As a plant grows from within, lives grow from the inside out, governed by an individualistic blueprint that may adapt but not change its fundamental nature.
Thus with my life. As I note my 70th birthday this month, I read my personal journal from August, 2012 and feel the continuity of my individuality, even though circumstances have changed.
My introduction to chicken-keeping in 2008 represents the beginning of an exploration into previously unimagined worlds. Each day brings new insights gathered from the Now as it relates to the Then, and to the imagined.
Together, they create a pattern of timeless associations, just as any emotionally significant experience does.
In August, 2012, I turned 60, by the calendar, and this month, August, 2022, I’ve turned 70. I’m now a septagenarian, having lived longer than both my parents.
I’ve also outlived others in my chronological “cohort” and mourn the passing of people, pets, and conditions that held significance for me.
Re-reading my journal for that time stirs emotions akin to what I felt then, but these now have the depth of memories accumulated over the past ten years, the sorrows, regrets, and the longing for what once was but will never be again.
I have the Now and choose to appreciate the gifts it offers. At the moment, peace and quiet, with my three chickens safely roosting in their preferred spots, and the stray cat I feed having eaten a decent supper before Cooney ran him off and stole his food dish. Cooney is one of an apparent family of racoons who have found that I am a reliable source of food, for as long as I can keep it up.

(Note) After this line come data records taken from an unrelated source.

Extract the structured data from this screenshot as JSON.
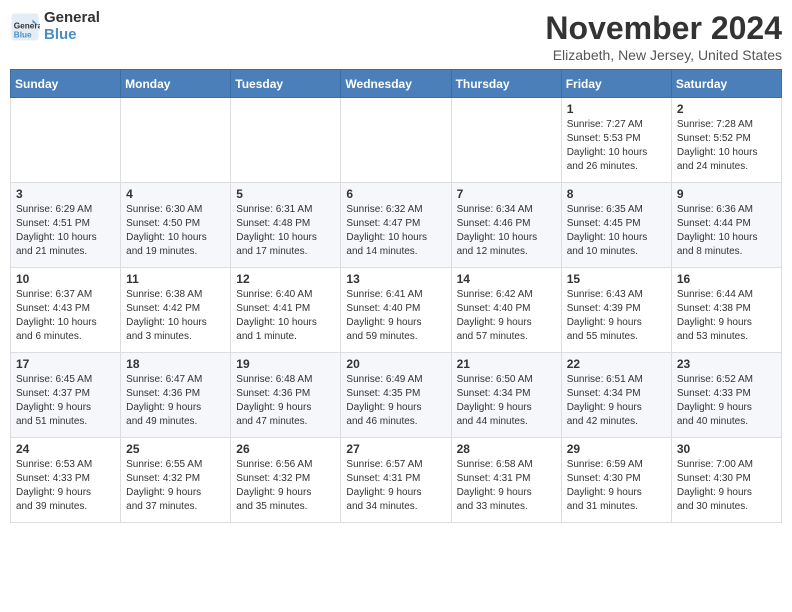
{
  "header": {
    "logo_line1": "General",
    "logo_line2": "Blue",
    "month_title": "November 2024",
    "subtitle": "Elizabeth, New Jersey, United States"
  },
  "days_of_week": [
    "Sunday",
    "Monday",
    "Tuesday",
    "Wednesday",
    "Thursday",
    "Friday",
    "Saturday"
  ],
  "weeks": [
    [
      {
        "day": "",
        "info": ""
      },
      {
        "day": "",
        "info": ""
      },
      {
        "day": "",
        "info": ""
      },
      {
        "day": "",
        "info": ""
      },
      {
        "day": "",
        "info": ""
      },
      {
        "day": "1",
        "info": "Sunrise: 7:27 AM\nSunset: 5:53 PM\nDaylight: 10 hours\nand 26 minutes."
      },
      {
        "day": "2",
        "info": "Sunrise: 7:28 AM\nSunset: 5:52 PM\nDaylight: 10 hours\nand 24 minutes."
      }
    ],
    [
      {
        "day": "3",
        "info": "Sunrise: 6:29 AM\nSunset: 4:51 PM\nDaylight: 10 hours\nand 21 minutes."
      },
      {
        "day": "4",
        "info": "Sunrise: 6:30 AM\nSunset: 4:50 PM\nDaylight: 10 hours\nand 19 minutes."
      },
      {
        "day": "5",
        "info": "Sunrise: 6:31 AM\nSunset: 4:48 PM\nDaylight: 10 hours\nand 17 minutes."
      },
      {
        "day": "6",
        "info": "Sunrise: 6:32 AM\nSunset: 4:47 PM\nDaylight: 10 hours\nand 14 minutes."
      },
      {
        "day": "7",
        "info": "Sunrise: 6:34 AM\nSunset: 4:46 PM\nDaylight: 10 hours\nand 12 minutes."
      },
      {
        "day": "8",
        "info": "Sunrise: 6:35 AM\nSunset: 4:45 PM\nDaylight: 10 hours\nand 10 minutes."
      },
      {
        "day": "9",
        "info": "Sunrise: 6:36 AM\nSunset: 4:44 PM\nDaylight: 10 hours\nand 8 minutes."
      }
    ],
    [
      {
        "day": "10",
        "info": "Sunrise: 6:37 AM\nSunset: 4:43 PM\nDaylight: 10 hours\nand 6 minutes."
      },
      {
        "day": "11",
        "info": "Sunrise: 6:38 AM\nSunset: 4:42 PM\nDaylight: 10 hours\nand 3 minutes."
      },
      {
        "day": "12",
        "info": "Sunrise: 6:40 AM\nSunset: 4:41 PM\nDaylight: 10 hours\nand 1 minute."
      },
      {
        "day": "13",
        "info": "Sunrise: 6:41 AM\nSunset: 4:40 PM\nDaylight: 9 hours\nand 59 minutes."
      },
      {
        "day": "14",
        "info": "Sunrise: 6:42 AM\nSunset: 4:40 PM\nDaylight: 9 hours\nand 57 minutes."
      },
      {
        "day": "15",
        "info": "Sunrise: 6:43 AM\nSunset: 4:39 PM\nDaylight: 9 hours\nand 55 minutes."
      },
      {
        "day": "16",
        "info": "Sunrise: 6:44 AM\nSunset: 4:38 PM\nDaylight: 9 hours\nand 53 minutes."
      }
    ],
    [
      {
        "day": "17",
        "info": "Sunrise: 6:45 AM\nSunset: 4:37 PM\nDaylight: 9 hours\nand 51 minutes."
      },
      {
        "day": "18",
        "info": "Sunrise: 6:47 AM\nSunset: 4:36 PM\nDaylight: 9 hours\nand 49 minutes."
      },
      {
        "day": "19",
        "info": "Sunrise: 6:48 AM\nSunset: 4:36 PM\nDaylight: 9 hours\nand 47 minutes."
      },
      {
        "day": "20",
        "info": "Sunrise: 6:49 AM\nSunset: 4:35 PM\nDaylight: 9 hours\nand 46 minutes."
      },
      {
        "day": "21",
        "info": "Sunrise: 6:50 AM\nSunset: 4:34 PM\nDaylight: 9 hours\nand 44 minutes."
      },
      {
        "day": "22",
        "info": "Sunrise: 6:51 AM\nSunset: 4:34 PM\nDaylight: 9 hours\nand 42 minutes."
      },
      {
        "day": "23",
        "info": "Sunrise: 6:52 AM\nSunset: 4:33 PM\nDaylight: 9 hours\nand 40 minutes."
      }
    ],
    [
      {
        "day": "24",
        "info": "Sunrise: 6:53 AM\nSunset: 4:33 PM\nDaylight: 9 hours\nand 39 minutes."
      },
      {
        "day": "25",
        "info": "Sunrise: 6:55 AM\nSunset: 4:32 PM\nDaylight: 9 hours\nand 37 minutes."
      },
      {
        "day": "26",
        "info": "Sunrise: 6:56 AM\nSunset: 4:32 PM\nDaylight: 9 hours\nand 35 minutes."
      },
      {
        "day": "27",
        "info": "Sunrise: 6:57 AM\nSunset: 4:31 PM\nDaylight: 9 hours\nand 34 minutes."
      },
      {
        "day": "28",
        "info": "Sunrise: 6:58 AM\nSunset: 4:31 PM\nDaylight: 9 hours\nand 33 minutes."
      },
      {
        "day": "29",
        "info": "Sunrise: 6:59 AM\nSunset: 4:30 PM\nDaylight: 9 hours\nand 31 minutes."
      },
      {
        "day": "30",
        "info": "Sunrise: 7:00 AM\nSunset: 4:30 PM\nDaylight: 9 hours\nand 30 minutes."
      }
    ]
  ]
}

This evening, I learned that Cooney may be trainable, since he allowed Squire and Tweety to finish their evening treats after I ran him off the porch. He came back later, all wet and muddy from a swim in the river, so I let him steal the remainder of Lollipop’s cat food. The cat is skittish, but he seems willing to share food with the coon, and he is particularly deferential to Tweety, who is not afraid of cat or coon.
In the Now, we are all enjoying this break in the heat wave that has made days miserable for everyone except blood-sucking insects and other vermin. The rats and ants are thriving, as well as the chicken mites, termites, mosquitoes, and flies.
The torrential downpours we have had the last few days have cooled things off and are good for the mosquitoes and sand gnats but hard on my Goodwill shoes, floors and rugs.
I was actually glad to hear and see the Malathion Man’s helicopter the other day, as he sprayed the marsh in a futile attempt to control the mosquito population.
The Now is loaded with inspiration, for those who are awake.